Popular food crops including maize and beans respond to extreme conditions by releasing dangerous chemicals
Climate change threatens to poison the food supply of some of the world’s poorest people as crops respond to rising temperatures by pumping out dangerous chemicals.
When drought strikes, plants like maize, beans and cassava response by flooding themselves with nitrates and hydrogen cyanide – substances that can be fatal to livestock and humans alike.
Further problems arise from the spread of toxin-producing fungal infections under warmer conditions, which are already responsible for thousands of liver cancer cases in Africa every year.
And of course “if temperatures rise” as well as other things.
While these issues are a particular concern in developing nations with hotter climates, if temperatures rise as scientists predict, they will probably begin to take their toll further north as well.
Her interest in the problem was first roused when reports emerged from Ethiopia of impoverished farmers and their animals dying in mysterious circumstances.
The country was in the grip of a drought, but this did not explain the neurological problems that were afflicting these people, including blindness, difficult movements and ultimately death.
Scientists actually identified the real problem.

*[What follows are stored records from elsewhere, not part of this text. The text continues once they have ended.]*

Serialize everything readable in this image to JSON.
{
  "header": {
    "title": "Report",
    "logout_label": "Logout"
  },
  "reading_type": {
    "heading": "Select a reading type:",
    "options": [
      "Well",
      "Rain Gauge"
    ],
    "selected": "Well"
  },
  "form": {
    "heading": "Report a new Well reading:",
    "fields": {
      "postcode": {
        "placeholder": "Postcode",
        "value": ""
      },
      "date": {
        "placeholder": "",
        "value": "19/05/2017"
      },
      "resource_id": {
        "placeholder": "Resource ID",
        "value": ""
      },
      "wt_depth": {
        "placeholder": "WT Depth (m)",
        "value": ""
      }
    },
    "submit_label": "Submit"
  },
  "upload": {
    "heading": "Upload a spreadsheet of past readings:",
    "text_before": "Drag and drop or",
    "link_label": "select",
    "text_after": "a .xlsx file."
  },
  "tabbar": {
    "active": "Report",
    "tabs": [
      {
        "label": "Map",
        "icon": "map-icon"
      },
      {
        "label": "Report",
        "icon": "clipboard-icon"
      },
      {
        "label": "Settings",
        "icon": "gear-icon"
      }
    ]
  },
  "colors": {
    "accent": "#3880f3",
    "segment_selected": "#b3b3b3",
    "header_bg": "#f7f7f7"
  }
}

Researchers working in the area realised the drought had damaged the farmers’ crops, forcing people to consume wild plants they found by the roadside.
But that didn’t stop others from worrying about hypotheticals.
Unfortunately, the stress of drought had also triggered a defence mechanism inside these plants, flooding them with hydrogen cyanide.
Professor McGlade collected all the available information on this topic into a report for the UN back in 2016, in which she and a team of scientists attempted to identify emerging environmental problems.
“What I was trying to do was raise issues long before they become embedded as problems – raising the red flag,” she said.
“Fast-forward to today and we are talking about climate change – here is something that is really going to challenge food safety, because the very plants we are relying on are themselves adapting to climate change.